Pope Francis gives the angelus blessing and sermon. (CNA)
" The only fear which a disciple should have is to lose this divine gift, this closeness to and friendship with God, to stop living according to the Gospel, thereby experiencing moral death, which is the effect of sin. " Pope Francis Catechesis June 21


VATICAN CITY — Pope Francis on Sunday encouraged Christians to fear sin, not the hostility, violence, or persecution they may face when sharing the Gospel with the world.

“Jesus advises these disciples of yesterday and today who suffer persecution: ‘do not fear those who kill the body but cannot kill the soul,’” the pope said Sunday from a window overlooking St. Peter’s Square.

Speaking before the Angelus prayer, he said, “there is no need to be frightened of those who seek to extinguish the evangelizing force with arrogance and violence.”

In his catechesis, Francis reflected on the day’s Gospel, with Jesus’ exhortation to his disciples to “not be afraid.”

The pope also spoke about the many Christians persecuted around the world even today. “They suffer for the Gospel with love, they are the martyrs of our day,” he said.

But those who persecute “can do nothing against the soul,” he pointed out, emphasizing that no one can take away your union with God.

“The only fear which a disciple should have is to lose this divine gift, this closeness to and friendship with God, to stop living according to the Gospel, thereby experiencing moral death, which is the effect of sin,” he stated.

Pope Francis said in addition to persecution, another tangible situation a disciple of Jesus may find him or herself facing is hostility toward the faith and the Word of God.

Jesus encourages his disciples, he noted, to proclaim the Gospel “from the housetops” to counteract those “who would like to stifle the Word of God by sugar-coating it, by watering it down or by silencing those who proclaim it.”

Francis said spiritual aridity is another trial Christians can face, but “we must not be afraid of it. The Father takes care of us because we are greatly valued in His eyes.”

“What is important is the frankness, the courage of our witness, of our witness of faith: ‘recognizing Jesus before others’ and continuing to do good,” he underlined.
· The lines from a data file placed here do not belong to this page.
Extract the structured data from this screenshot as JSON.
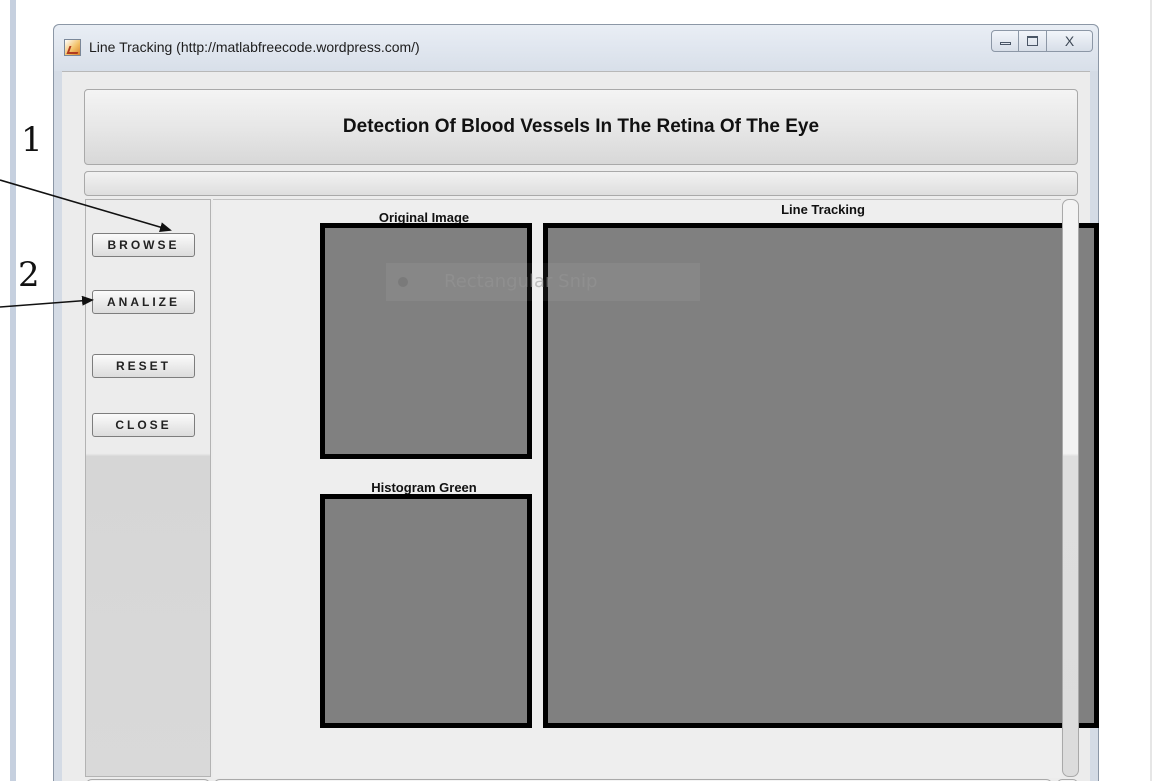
{
  "window": {
    "title": "Line Tracking (http://matlabfreecode.wordpress.com/)",
    "close_glyph": "X"
  },
  "header": {
    "title": "Detection Of Blood Vessels In The Retina Of The Eye"
  },
  "sidebar": {
    "buttons": [
      {
        "label": "BROWSE"
      },
      {
        "label": "ANALIZE"
      },
      {
        "label": "RESET"
      },
      {
        "label": "CLOSE"
      }
    ]
  },
  "axes": {
    "original": "Original Image",
    "histogram": "Histogram Green",
    "line_tracking": "Line Tracking"
  },
  "overlay": {
    "snip_text": "Rectangular Snip"
  },
  "annotations": [
    {
      "number": "1"
    },
    {
      "number": "2"
    }
  ]
}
After praying the Angelus, a traditional Marian prayer, the pope addressed fathers on what is celebrated as Father’s Day in some countries, such as Argentina and the United States.

He said: “I assure my closeness and prayer to all fathers. We all know that being father is not an easy task: therefore, let us pray for them.”

“I remember in a special way also our fathers who continue to protect us from heaven,” he added.

He also greeted young people on the feast day of St. Aloysius Gonzaga, “a young man full of love for God and for his neighbor; he died very young, here in Rome, as a result of caring for plague victims.”

“I entrust young people throughout the world to his intercession.”

Pope Francis recalled the coronavirus pandemic and some of its consequences, drawing attention to the plight of refugees, one day after the UN’s commemoration of World Refugee Day.

“The coronavirus crisis has highlighted the need to ensure the necessary protection for refugees too, in order to guarantee their dignity and safety,” he stated. “I invite you to join me in praying for a renewed and effective commitment, on the part of us all, to the effective protection of every human being, especially those who have been forced to flee as a result of situations of grave danger to them or their families.”

The pandemic has also caused people to reflect on the relationship between man and the environment, he noted. Lockdowns reduced pollution, noise, and traffic.

“Now, with the resumption of activities, we should all be more responsible for looking after the common home,” he said.